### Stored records
────────────────

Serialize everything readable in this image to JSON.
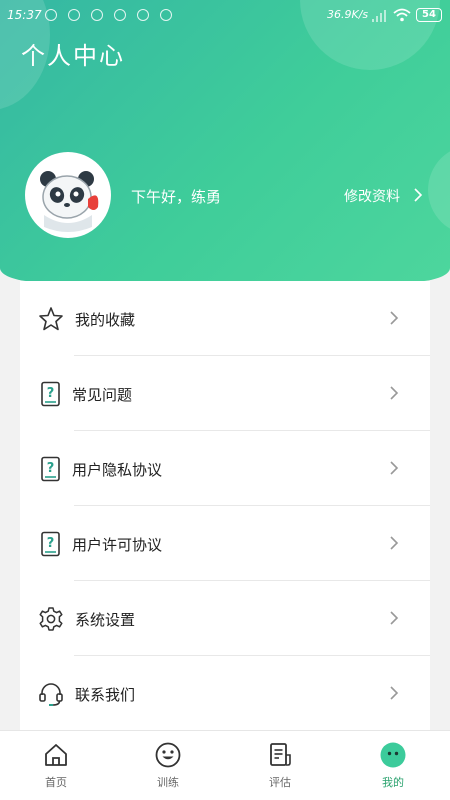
{
  "status_bar": {
    "time": "15:37",
    "network_speed": "36.9K/s",
    "battery": "54"
  },
  "header": {
    "title": "个人中心",
    "greeting": "下午好，练勇",
    "edit_profile": "修改资料"
  },
  "menu": [
    {
      "label": "我的收藏",
      "icon": "star-icon"
    },
    {
      "label": "常见问题",
      "icon": "question-doc-icon"
    },
    {
      "label": "用户隐私协议",
      "icon": "question-doc-icon"
    },
    {
      "label": "用户许可协议",
      "icon": "question-doc-icon"
    },
    {
      "label": "系统设置",
      "icon": "gear-icon"
    },
    {
      "label": "联系我们",
      "icon": "headset-icon"
    }
  ],
  "tabs": [
    {
      "label": "首页",
      "icon": "home-icon",
      "active": false
    },
    {
      "label": "训练",
      "icon": "smile-icon",
      "active": false
    },
    {
      "label": "评估",
      "icon": "document-icon",
      "active": false
    },
    {
      "label": "我的",
      "icon": "face-icon",
      "active": true
    }
  ],
  "colors": {
    "accent": "#3ccb9b",
    "accent_dark": "#2aa26e",
    "icon_teal": "#2aa08c"
  }
}
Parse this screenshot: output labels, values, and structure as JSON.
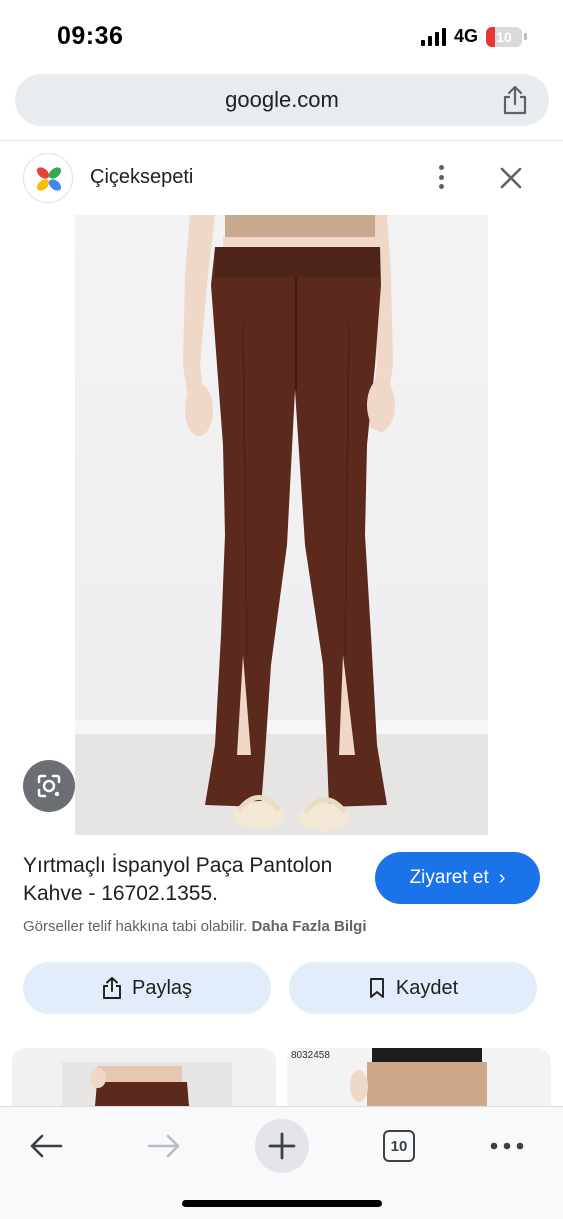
{
  "status_bar": {
    "time": "09:36",
    "network": "4G",
    "battery": "10"
  },
  "url_bar": {
    "url": "google.com",
    "share_icon": "share-icon"
  },
  "source": {
    "name": "Çiçeksepeti",
    "logo_icon": "flower-logo-icon",
    "more_icon": "more-vertical-icon",
    "close_icon": "close-icon"
  },
  "image": {
    "lens_icon": "google-lens-icon"
  },
  "product": {
    "title": "Yırtmaçlı İspanyol Paça Pantolon Kahve - 16702.1355.",
    "visit_label": "Ziyaret et",
    "copyright_text": "Görseller telif hakkına tabi olabilir.",
    "more_info_link": "Daha Fazla Bilgi"
  },
  "actions": {
    "share_label": "Paylaş",
    "save_label": "Kaydet"
  },
  "related": {
    "card2_code": "8032458"
  },
  "toolbar": {
    "tab_count": "10"
  },
  "colors": {
    "accent": "#1a73e8",
    "pill_bg": "#e3ecfa",
    "pants": "#5b2a1c"
  }
}
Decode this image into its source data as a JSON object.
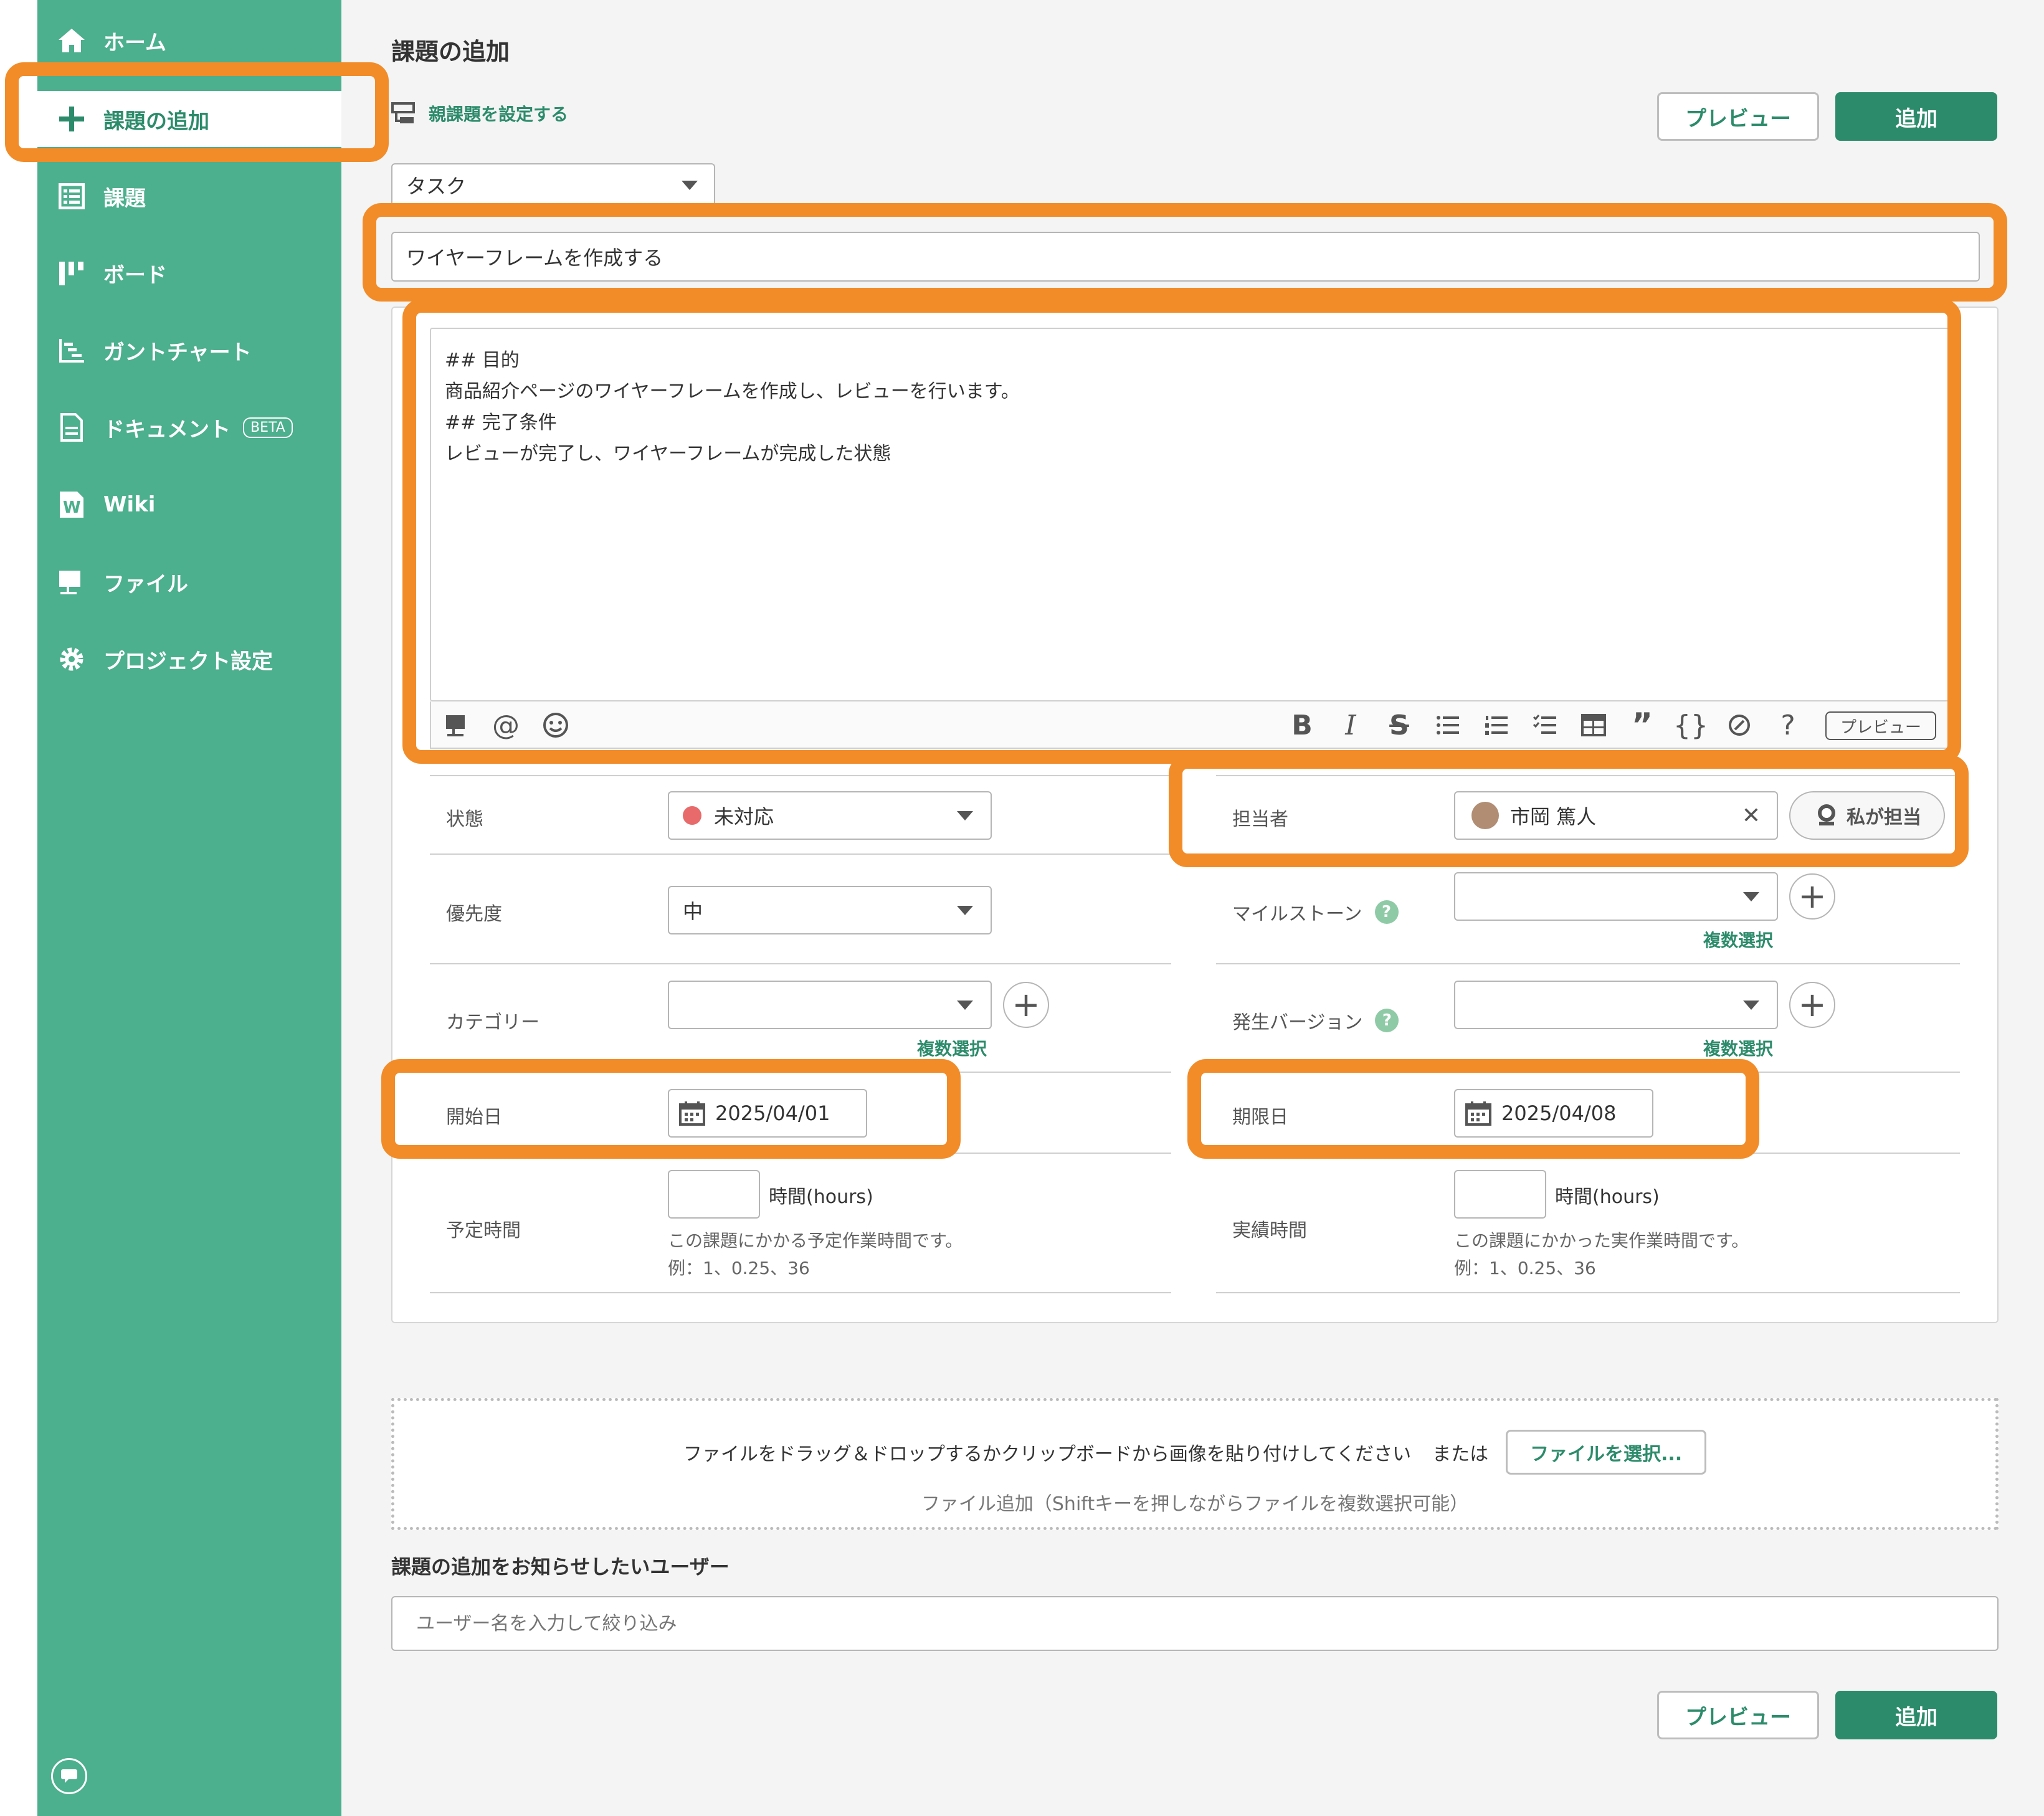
{
  "sidebar": {
    "items": [
      {
        "label": "ホーム",
        "icon": "home-icon"
      },
      {
        "label": "課題の追加",
        "icon": "plus-icon"
      },
      {
        "label": "課題",
        "icon": "list-icon"
      },
      {
        "label": "ボード",
        "icon": "board-icon"
      },
      {
        "label": "ガントチャート",
        "icon": "gantt-icon"
      },
      {
        "label": "ドキュメント",
        "icon": "document-icon",
        "badge": "BETA"
      },
      {
        "label": "Wiki",
        "icon": "wiki-icon"
      },
      {
        "label": "ファイル",
        "icon": "file-icon"
      },
      {
        "label": "プロジェクト設定",
        "icon": "gear-icon"
      }
    ]
  },
  "header": {
    "title": "課題の追加",
    "parent_link": "親課題を設定する",
    "preview_label": "プレビュー",
    "add_label": "追加"
  },
  "form": {
    "issue_type": "タスク",
    "subject": "ワイヤーフレームを作成する",
    "description": [
      "## 目的",
      "商品紹介ページのワイヤーフレームを作成し、レビューを行います。",
      "## 完了条件",
      "レビューが完了し、ワイヤーフレームが完成した状態"
    ],
    "editor_preview_label": "プレビュー",
    "fields": {
      "status": {
        "label": "状態",
        "value": "未対応",
        "dot_color": "#e86a6a"
      },
      "assignee": {
        "label": "担当者",
        "value": "市岡 篤人",
        "self_assign_label": "私が担当"
      },
      "priority": {
        "label": "優先度",
        "value": "中"
      },
      "milestone": {
        "label": "マイルストーン",
        "value": "",
        "multi_label": "複数選択"
      },
      "category": {
        "label": "カテゴリー",
        "value": "",
        "multi_label": "複数選択"
      },
      "version": {
        "label": "発生バージョン",
        "value": "",
        "multi_label": "複数選択"
      },
      "start_date": {
        "label": "開始日",
        "value": "2025/04/01"
      },
      "due_date": {
        "label": "期限日",
        "value": "2025/04/08"
      },
      "estimated_hours": {
        "label": "予定時間",
        "unit": "時間(hours)",
        "help": "この課題にかかる予定作業時間です。",
        "example": "例：1、0.25、36"
      },
      "actual_hours": {
        "label": "実績時間",
        "unit": "時間(hours)",
        "help": "この課題にかかった実作業時間です。",
        "example": "例：1、0.25、36"
      }
    }
  },
  "attachments": {
    "drop_text": "ファイルをドラッグ＆ドロップするかクリップボードから画像を貼り付けしてください",
    "or_text": "または",
    "select_button": "ファイルを選択...",
    "hint": "ファイル追加（Shiftキーを押しながらファイルを複数選択可能）"
  },
  "notify": {
    "title": "課題の追加をお知らせしたいユーザー",
    "placeholder": "ユーザー名を入力して絞り込み"
  },
  "colors": {
    "sidebar": "#4caf8d",
    "primary": "#2c8b6b",
    "highlight": "#f28c28"
  }
}
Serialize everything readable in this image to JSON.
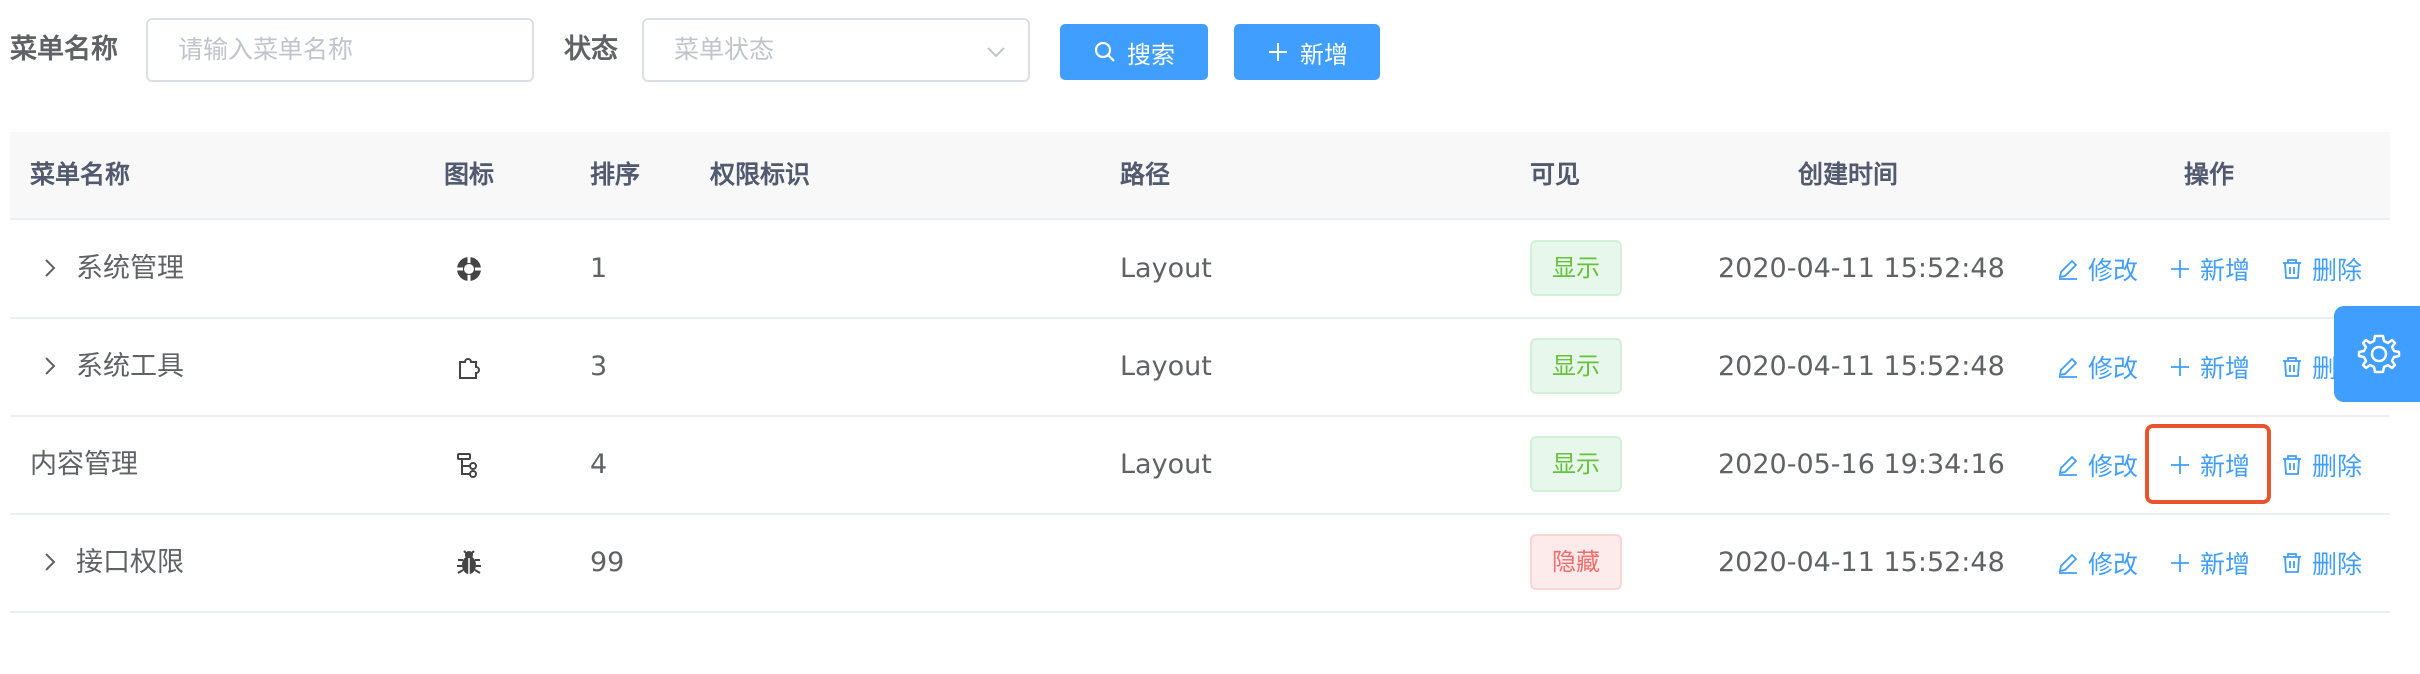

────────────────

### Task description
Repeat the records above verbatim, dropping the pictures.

### Exercise output
Serialize everything readable in this image to JSON.
{
  "status_bar": {
    "time": "15:37",
    "network_speed": "36.9K/s",
    "battery": "54"
  },
  "header": {
    "title": "个人中心",
    "greeting": "下午好，练勇",
    "edit_profile": "修改资料"
  },
  "menu": [
    {
      "label": "我的收藏",
      "icon": "star-icon"
    },
    {
      "label": "常见问题",
      "icon": "question-doc-icon"
    },
    {
      "label": "用户隐私协议",
      "icon": "question-doc-icon"
    },
    {
      "label": "用户许可协议",
      "icon": "question-doc-icon"
    },
    {
      "label": "系统设置",
      "icon": "gear-icon"
    },
    {
      "label": "联系我们",
      "icon": "headset-icon"
    }
  ],
  "tabs": [
    {
      "label": "首页",
      "icon": "home-icon",
      "active": false
    },
    {
      "label": "训练",
      "icon": "smile-icon",
      "active": false
    },
    {
      "label": "评估",
      "icon": "document-icon",
      "active": false
    },
    {
      "label": "我的",
      "icon": "face-icon",
      "active": true
    }
  ],
  "colors": {
    "accent": "#3ccb9b",
    "accent_dark": "#2aa26e",
    "icon_teal": "#2aa08c"
  }
}
Parse this screenshot: output labels, values, and structure as JSON.
{
  "status_bar": {
    "time": "09:36",
    "network": "4G",
    "battery": "10"
  },
  "url_bar": {
    "url": "google.com",
    "share_icon": "share-icon"
  },
  "source": {
    "name": "Çiçeksepeti",
    "logo_icon": "flower-logo-icon",
    "more_icon": "more-vertical-icon",
    "close_icon": "close-icon"
  },
  "image": {
    "lens_icon": "google-lens-icon"
  },
  "product": {
    "title": "Yırtmaçlı İspanyol Paça Pantolon Kahve - 16702.1355.",
    "visit_label": "Ziyaret et",
    "copyright_text": "Görseller telif hakkına tabi olabilir.",
    "more_info_link": "Daha Fazla Bilgi"
  },
  "actions": {
    "share_label": "Paylaş",
    "save_label": "Kaydet"
  },
  "related": {
    "card2_code": "8032458"
  },
  "toolbar": {
    "tab_count": "10"
  },
  "colors": {
    "accent": "#1a73e8",
    "pill_bg": "#e3ecfa",
    "pants": "#5b2a1c"
  }
}
Decode this image into its source data as a JSON object.
{
  "sidebar": {
    "items": [
      {
        "label": "ホーム",
        "icon": "home-icon"
      },
      {
        "label": "課題の追加",
        "icon": "plus-icon"
      },
      {
        "label": "課題",
        "icon": "list-icon"
      },
      {
        "label": "ボード",
        "icon": "board-icon"
      },
      {
        "label": "ガントチャート",
        "icon": "gantt-icon"
      },
      {
        "label": "ドキュメント",
        "icon": "document-icon",
        "badge": "BETA"
      },
      {
        "label": "Wiki",
        "icon": "wiki-icon"
      },
      {
        "label": "ファイル",
        "icon": "file-icon"
      },
      {
        "label": "プロジェクト設定",
        "icon": "gear-icon"
      }
    ]
  },
  "header": {
    "title": "課題の追加",
    "parent_link": "親課題を設定する",
    "preview_label": "プレビュー",
    "add_label": "追加"
  },
  "form": {
    "issue_type": "タスク",
    "subject": "ワイヤーフレームを作成する",
    "description": [
      "## 目的",
      "商品紹介ページのワイヤーフレームを作成し、レビューを行います。",
      "## 完了条件",
      "レビューが完了し、ワイヤーフレームが完成した状態"
    ],
    "editor_preview_label": "プレビュー",
    "fields": {
      "status": {
        "label": "状態",
        "value": "未対応",
        "dot_color": "#e86a6a"
      },
      "assignee": {
        "label": "担当者",
        "value": "市岡 篤人",
        "self_assign_label": "私が担当"
      },
      "priority": {
        "label": "優先度",
        "value": "中"
      },
      "milestone": {
        "label": "マイルストーン",
        "value": "",
        "multi_label": "複数選択"
      },
      "category": {
        "label": "カテゴリー",
        "value": "",
        "multi_label": "複数選択"
      },
      "version": {
        "label": "発生バージョン",
        "value": "",
        "multi_label": "複数選択"
      },
      "start_date": {
        "label": "開始日",
        "value": "2025/04/01"
      },
      "due_date": {
        "label": "期限日",
        "value": "2025/04/08"
      },
      "estimated_hours": {
        "label": "予定時間",
        "unit": "時間(hours)",
        "help": "この課題にかかる予定作業時間です。",
        "example": "例：1、0.25、36"
      },
      "actual_hours": {
        "label": "実績時間",
        "unit": "時間(hours)",
        "help": "この課題にかかった実作業時間です。",
        "example": "例：1、0.25、36"
      }
    }
  },
  "attachments": {
    "drop_text": "ファイルをドラッグ＆ドロップするかクリップボードから画像を貼り付けしてください",
    "or_text": "または",
    "select_button": "ファイルを選択...",
    "hint": "ファイル追加（Shiftキーを押しながらファイルを複数選択可能）"
  },
  "notify": {
    "title": "課題の追加をお知らせしたいユーザー",
    "placeholder": "ユーザー名を入力して絞り込み"
  },
  "colors": {
    "sidebar": "#4caf8d",
    "primary": "#2c8b6b",
    "highlight": "#f28c28"
  }
}
Serialize everything readable in this image to JSON.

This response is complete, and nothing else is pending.